The goal of Copenhagen Consensus 2004 was to set priorities among a series of proposals for confronting ten great global challenges. A panel of economic experts, comprising eight of the world’s most distinguished economists, was invited to consider these issues.
The expert panel found that solutions to HIV/AIDS, hunger, free trade and malaria should be the highest priorities.
The panel assigned the highest priority to new measures to control and treat HIV/AIDS. Spending assigned to this would yield extraordinarily high benefits. Hunger was number two on the expert’s list. Diseases caused by iron, zinc, iodine and vitamin A deficiency can be resolved by providing micro-nutrients. This would have an exceptionally high ratio of benefits to cost. The experts recommended investing $12 billion to resolve this problem. Free trade was number three on the expert list. The costs would be very low, while the benefits would be extremely high – namely up to $2400 billion a year.

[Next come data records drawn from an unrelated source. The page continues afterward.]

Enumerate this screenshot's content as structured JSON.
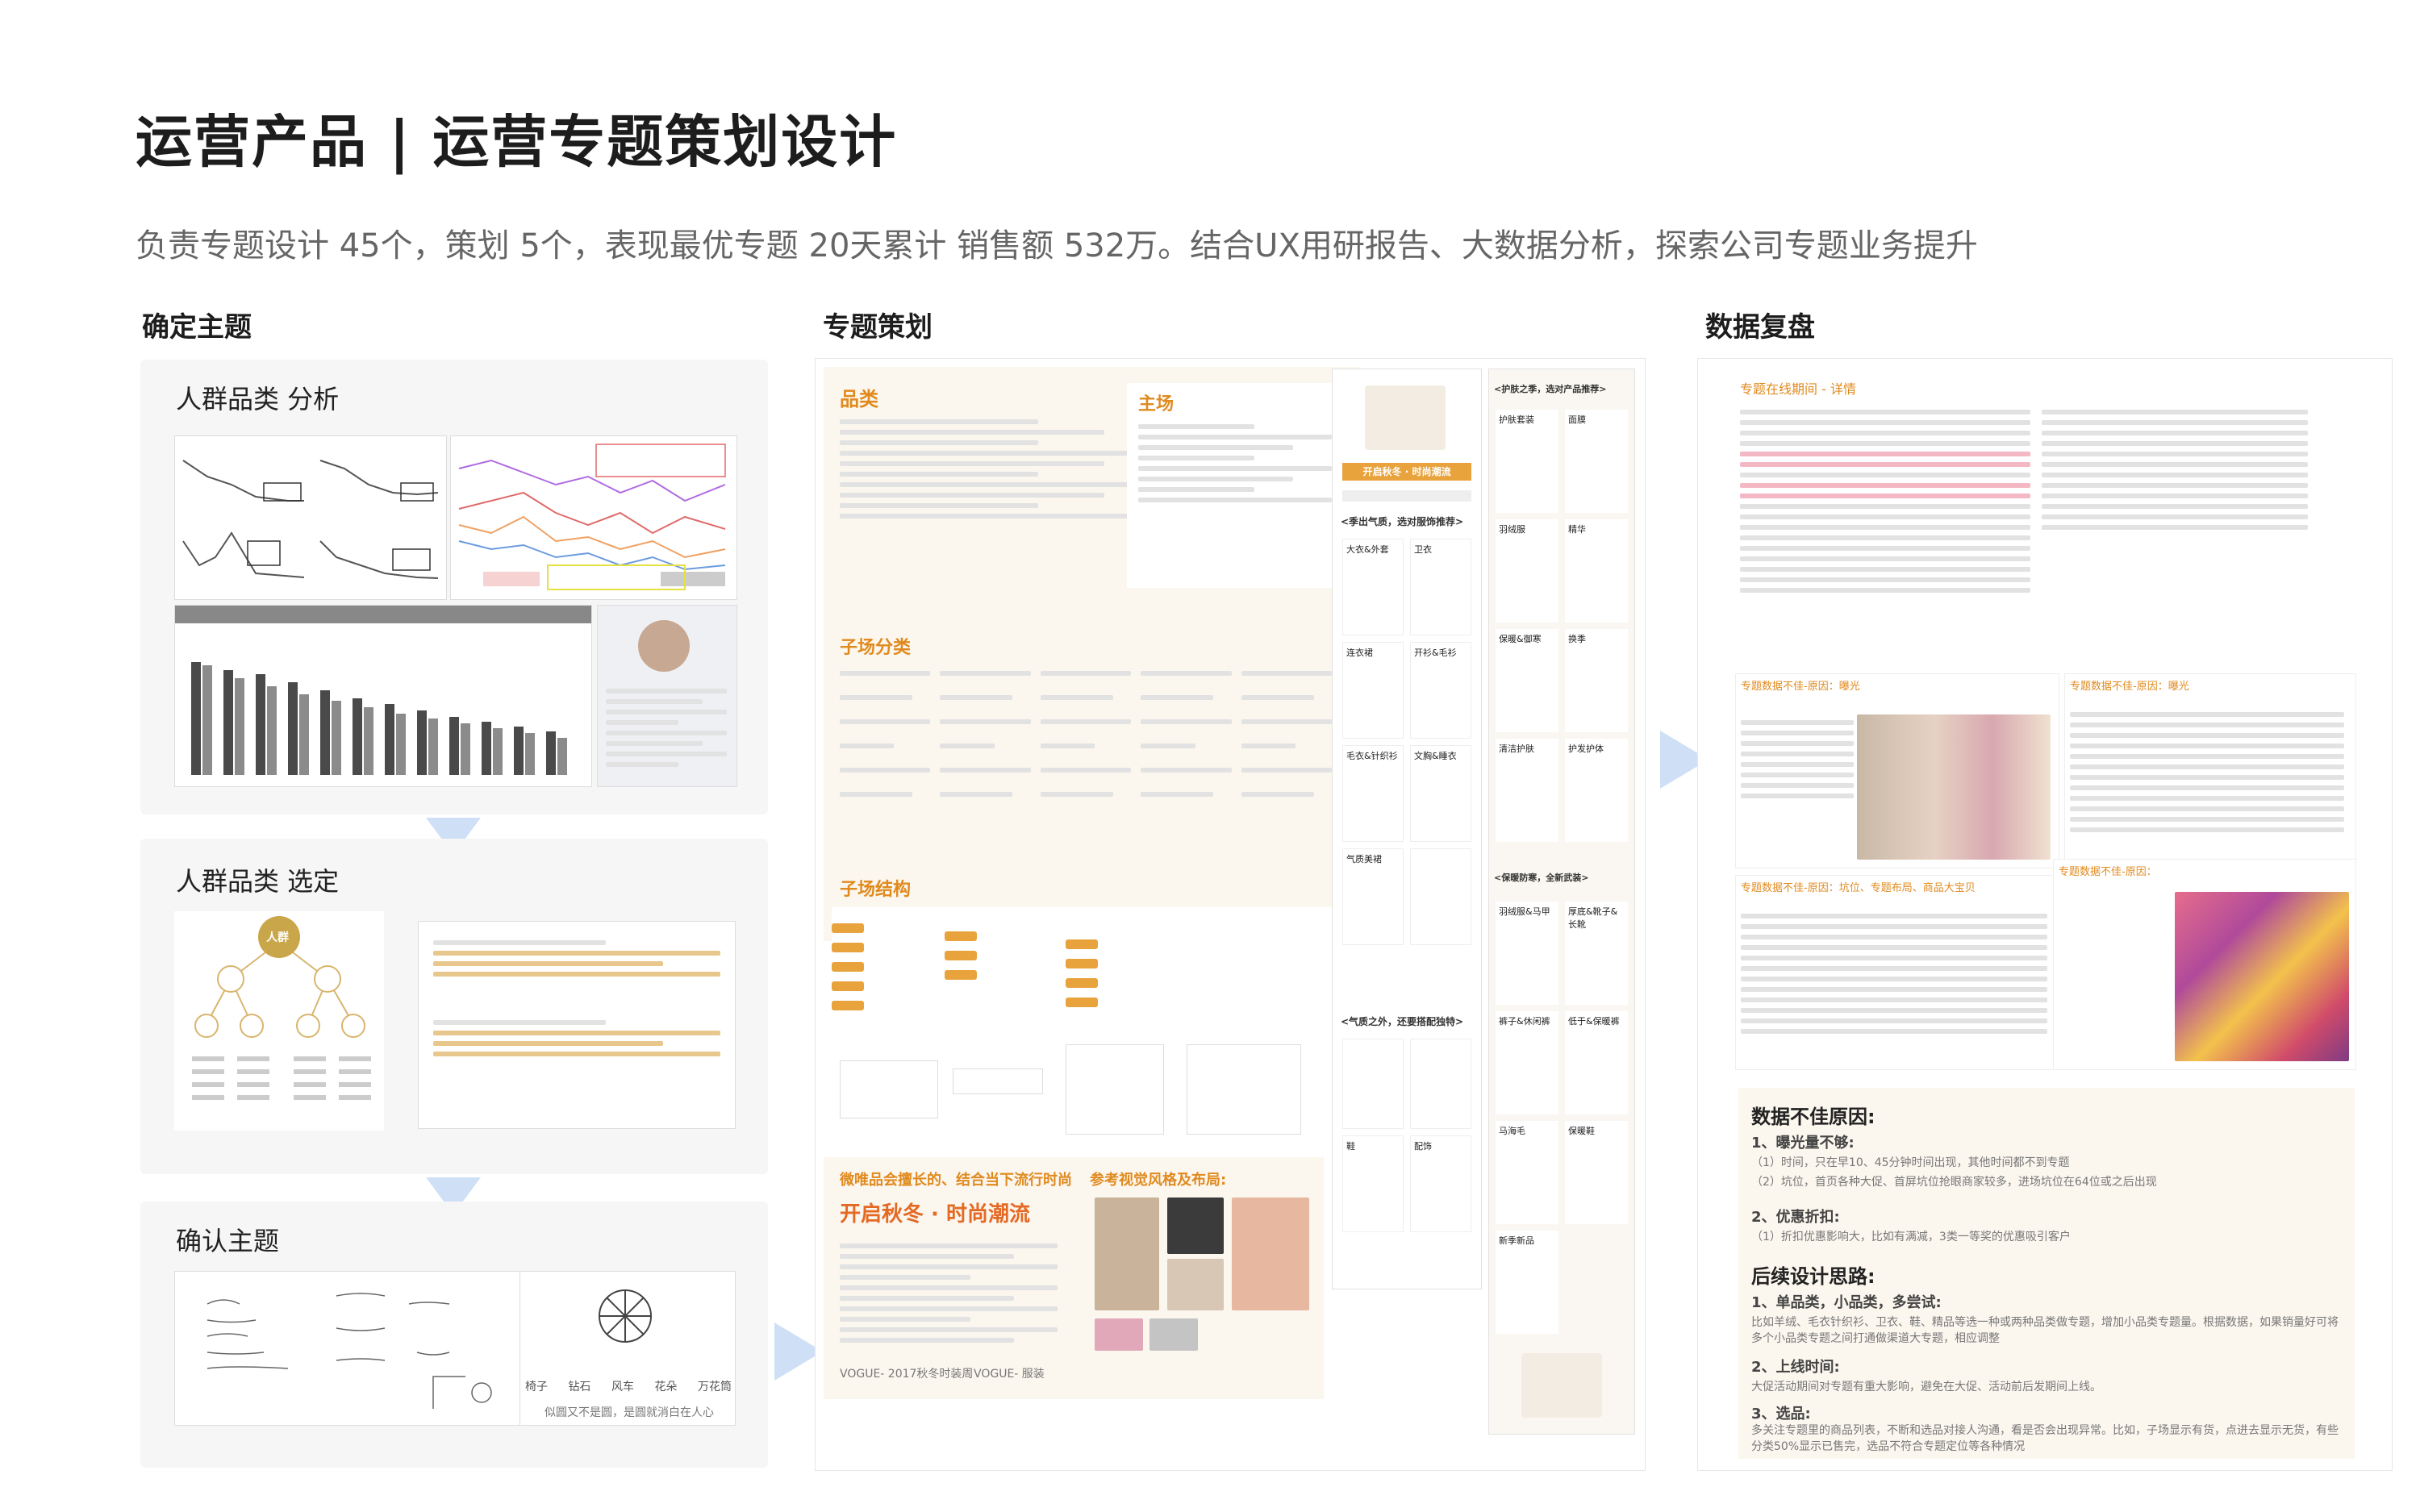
{
  "header": {
    "title": "运营产品 | 运营专题策划设计",
    "subtitle": "负责专题设计 45个，策划 5个，表现最优专题 20天累计 销售额 532万。结合UX用研报告、大数据分析，探索公司专题业务提升"
  },
  "columns": {
    "col1": "确定主题",
    "col2": "专题策划",
    "col3": "数据复盘"
  },
  "panels": {
    "analysis": "人群品类 分析",
    "selection": "人群品类 选定",
    "confirm": "确认主题"
  },
  "tree": {
    "root": "人群"
  },
  "confirm_items": [
    "椅子",
    "钻石",
    "风车",
    "花朵",
    "万花筒"
  ],
  "confirm_caption": "似圆又不是圆，是圆就消白在人心",
  "plan": {
    "category": "品类",
    "main": "主场",
    "sub_classify": "子场分类",
    "sub_structure": "子场结构",
    "slogan_note": "微唯品会擅长的、结合当下流行时尚",
    "ref_note": "参考视觉风格及布局:",
    "theme_big": "开启秋冬 · 时尚潮流",
    "phone_banner": "开启秋冬 · 时尚潮流",
    "vogue_left": "VOGUE- 2017秋冬时装周",
    "vogue_right": "VOGUE- 服装",
    "col_a_headers": [
      "<护肤之季，选对产品推荐>",
      "<季出气质，选对服饰推荐>",
      "<保暖防寒，全新武装>",
      "<气质之外，还要搭配独特>"
    ],
    "col_a_items": [
      "护肤套装",
      "面膜",
      "羽绒服",
      "精华",
      "大衣&外套",
      "卫衣",
      "保暖&御寒",
      "换季",
      "连衣裙",
      "开衫&毛衫",
      "清洁护肤",
      "护发护体",
      "毛衣&针织衫",
      "文胸&睡衣",
      "气质美裙",
      "羽绒服&马甲",
      "厚底&靴子&长靴",
      "裤子&休闲裤",
      "低于&保暖裤",
      "马海毛",
      "保暖鞋",
      "鞋",
      "配饰",
      "新季新品"
    ]
  },
  "review": {
    "table_title": "专题在线期间 - 详情",
    "chart1_title": "专题数据不佳-原因：曝光",
    "chart2_title": "专题数据不佳-原因：曝光",
    "chart3_title": "专题数据不佳-原因：坑位、专题布局、商品大宝贝",
    "chart4_title": "专题数据不佳-原因：",
    "reasons_heading": "数据不佳原因:",
    "reason1_title": "1、曝光量不够:",
    "reason1_a": "（1）时间，只在早10、45分钟时间出现，其他时间都不到专题",
    "reason1_b": "（2）坑位，首页各种大促、首屏坑位抢眼商家较多，进场坑位在64位或之后出现",
    "reason2_title": "2、优惠折扣:",
    "reason2_a": "（1）折扣优惠影响大，比如有满减，3类一等奖的优惠吸引客户",
    "followup_heading": "后续设计思路:",
    "follow1_title": "1、单品类，小品类，多尝试:",
    "follow1_text": "比如羊绒、毛衣针织衫、卫衣、鞋、精品等选一种或两种品类做专题，增加小品类专题量。根据数据，如果销量好可将多个小品类专题之间打通做渠道大专题，相应调整",
    "follow2_title": "2、上线时间:",
    "follow2_text": "大促活动期间对专题有重大影响，避免在大促、活动前后发期间上线。",
    "follow3_title": "3、选品:",
    "follow3_text": "多关注专题里的商品列表，不断和选品对接人沟通，看是否会出现异常。比如，子场显示有货，点进去显示无货，有些分类50%显示已售完，选品不符合专题定位等各种情况"
  },
  "colors": {
    "accent_gold": "#d6933a",
    "accent_orange": "#e08a1e",
    "arrow_blue": "#cfe0f6",
    "panel_bg": "#f6f6f7"
  }
}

Based on considering all of the Copenhagen Consensus 2004 research papers, and with specific regard to the costs and benefits of the different solutions presented in the challenge papers, the panel ranked the proposals, in descending order of desirability, is shown below.
The Expert Panel's Ranking

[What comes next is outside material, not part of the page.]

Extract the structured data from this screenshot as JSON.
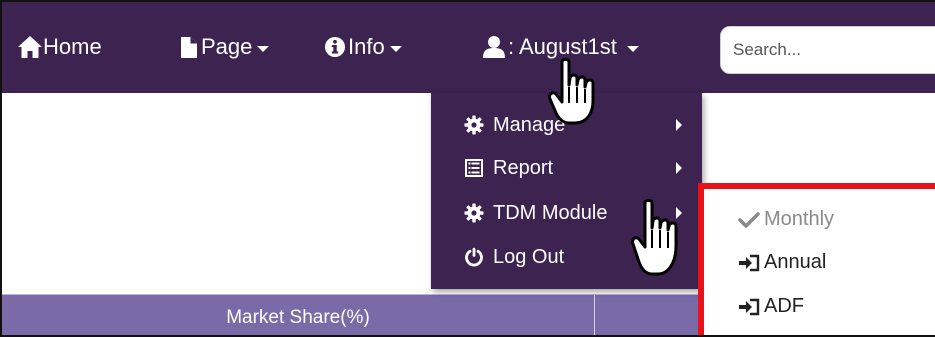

Each paper was discussed at length with its principal author and with two other specialists who had been commissioned to write critical appraisals, and then the experts met in private session. Based on the costs and benefits of the solutions, the panel ranked the proposals, in descending order of desirability.